This is your opportunity to once again contact your legislative leaders and share with them the need and importance of a fair and common sense H-2A ruling. The H-2A program with special provisions has served sheep ranchers, rural economies, rural communities and a legal, immigrant sheep herding labor force well for more than 50 years. Many of these herders return year after year for as many as 20 years. Each returns because of the opportunities and financial gains not found in their homelands, filling positions that simply won’t be filled by an American workforce.

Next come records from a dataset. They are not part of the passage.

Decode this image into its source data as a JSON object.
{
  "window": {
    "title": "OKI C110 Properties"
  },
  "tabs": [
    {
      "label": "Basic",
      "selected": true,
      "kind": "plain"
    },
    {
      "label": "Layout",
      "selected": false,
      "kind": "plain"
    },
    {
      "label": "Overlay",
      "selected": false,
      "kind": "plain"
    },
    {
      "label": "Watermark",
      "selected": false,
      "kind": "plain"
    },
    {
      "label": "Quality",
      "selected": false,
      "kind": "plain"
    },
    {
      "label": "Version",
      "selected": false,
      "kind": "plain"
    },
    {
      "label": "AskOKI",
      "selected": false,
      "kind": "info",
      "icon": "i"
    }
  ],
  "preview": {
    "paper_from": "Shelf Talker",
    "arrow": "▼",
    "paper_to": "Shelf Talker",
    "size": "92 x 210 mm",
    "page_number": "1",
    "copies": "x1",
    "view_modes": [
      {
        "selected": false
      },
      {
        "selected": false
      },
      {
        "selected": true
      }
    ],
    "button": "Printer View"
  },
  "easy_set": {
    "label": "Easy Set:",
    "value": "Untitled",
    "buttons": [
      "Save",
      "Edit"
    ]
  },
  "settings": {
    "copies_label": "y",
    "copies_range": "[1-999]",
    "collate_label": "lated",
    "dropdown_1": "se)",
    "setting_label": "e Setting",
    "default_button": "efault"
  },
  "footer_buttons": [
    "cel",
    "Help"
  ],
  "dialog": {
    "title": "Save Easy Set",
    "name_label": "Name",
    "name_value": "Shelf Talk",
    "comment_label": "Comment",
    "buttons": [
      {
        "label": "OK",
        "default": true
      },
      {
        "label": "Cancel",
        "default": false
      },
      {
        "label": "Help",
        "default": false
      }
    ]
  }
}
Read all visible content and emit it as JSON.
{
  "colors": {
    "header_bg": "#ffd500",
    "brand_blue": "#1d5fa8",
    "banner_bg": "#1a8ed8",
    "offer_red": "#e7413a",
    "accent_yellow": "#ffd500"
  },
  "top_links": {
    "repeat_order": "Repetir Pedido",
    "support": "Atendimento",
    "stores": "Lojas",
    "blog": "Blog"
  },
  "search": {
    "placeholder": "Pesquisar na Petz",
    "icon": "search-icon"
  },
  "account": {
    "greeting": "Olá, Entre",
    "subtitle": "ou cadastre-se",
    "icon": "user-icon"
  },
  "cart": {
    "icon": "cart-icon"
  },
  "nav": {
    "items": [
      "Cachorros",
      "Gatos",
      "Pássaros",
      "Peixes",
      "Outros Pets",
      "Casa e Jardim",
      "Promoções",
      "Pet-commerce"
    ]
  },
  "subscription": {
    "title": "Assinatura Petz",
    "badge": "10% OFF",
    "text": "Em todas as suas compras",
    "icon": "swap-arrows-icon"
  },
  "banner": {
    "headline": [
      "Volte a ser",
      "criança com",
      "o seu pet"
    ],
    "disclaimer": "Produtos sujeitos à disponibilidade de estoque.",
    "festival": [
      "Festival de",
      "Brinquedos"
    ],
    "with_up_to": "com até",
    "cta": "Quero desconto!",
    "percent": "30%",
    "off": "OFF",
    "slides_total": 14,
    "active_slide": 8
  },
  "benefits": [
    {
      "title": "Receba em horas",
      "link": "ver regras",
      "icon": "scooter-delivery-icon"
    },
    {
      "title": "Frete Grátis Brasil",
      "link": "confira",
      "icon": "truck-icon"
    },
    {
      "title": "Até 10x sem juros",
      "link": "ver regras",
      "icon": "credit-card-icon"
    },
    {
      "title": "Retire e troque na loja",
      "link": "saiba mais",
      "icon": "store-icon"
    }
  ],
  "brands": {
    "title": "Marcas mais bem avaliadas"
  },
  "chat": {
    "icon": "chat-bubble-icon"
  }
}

This legal, well-documented program is good for consumers, as well as providing an abundant supply of wool and fresh American lamb protein at a reasonable price. In recent years, there has been a lot of talk about USDA’s focus program of “know your farmer” and “local foods.” How much more local can it be when fiber and food is born, raised and consumed right here in the United States of America.
The other unresolved issue is the USDA’s Agricultural Research Service attempts to close the USSES in Dubois, Idaho. The first attempt, last November, was narrowly averted. Since that time, 37 members of Congress have stood up to be counted with your encouragement. But the station is still under attack and in very real danger of shutting its doors.
Congressman Mike Simpson of Idaho, who is working with Oregon Congressman Greg Walden and other western representatives to prevent closure of the facility, recently urged the chairman of the House Agriculture Appropriations Subcommittee to deny a request by the ARS to reprogram funds from the sheep station, which would result in its closure. Simpson was pleased to learn that the request has been denied.
Simpson also sent a letter to Secretary of Agriculture Tom Vilsack expressing disappointment that neither the USDA nor ARS notified Congress of their intent to close the Dubois center. In the letter, Simpson and other western members of Congress expressed concern that neither agency has explained how research currently underway in Dubois would be continued.
Your continued efforts to plead the case on behalf of more than 79,000 sheep producing farmers and ranchers is still very much needed on both of these topics. Please, reach out to your local representatives and express the importance of these issues to those of us in the sheep industry.
As I write this, I’m returning from a trip to Dixon, Calif., where Superior Farms held a ribbon cutting at the new state of the art lamb processing facility in early July. I was privileged to attend and represent the producer members of ASI. While the plant is not yet operational, we were given a guided tour of the interior. The lamb processing chain was still being installed by German workman.
Part of the new line will be the long-awaited instrument grading system. The new line was said to have nine less contact points with human interaction. Computers will sort and store lambs based on the new instrument grading system and other customer needs expressed to Superior Farms. Congratulations to Superior Farms on a new facility and thank you for your investment in the future of American sheep producers.
While in California my wife and I took the time to visit the operation of fellow Executive Board member Joe Pozzi. Joe and Amy run a large sheep and wool business that utilizes 4,000 head of grass fed lambs which are marketed thru Whole Foods. The wool side of the business utilizes the wool from 200 other ranchers in the area and produces a variety of household natural wool products from bed pillows, dryer fabric softener balls to dishware draining mats, all marketed under the Sonoma Wool Company. It is always fun and exciting to observe and learn from other innovative producers. If you are ever in the area, stop and see Joe and Amy, they are very gracious hosts.
After a brief stop at home that included putting up hay, my travel plans called for a trip to Texas where the ASI Executive Board was scheduled to hold its summer meeting in conjunction with the 100th anniversary of the Texas Sheep and Goat Raisers’ Association at the end of July. Look for more on the Texas-style party in the September issue of the Sheep Industry News. Congratulations to Texas for 100 years of servicing your producers.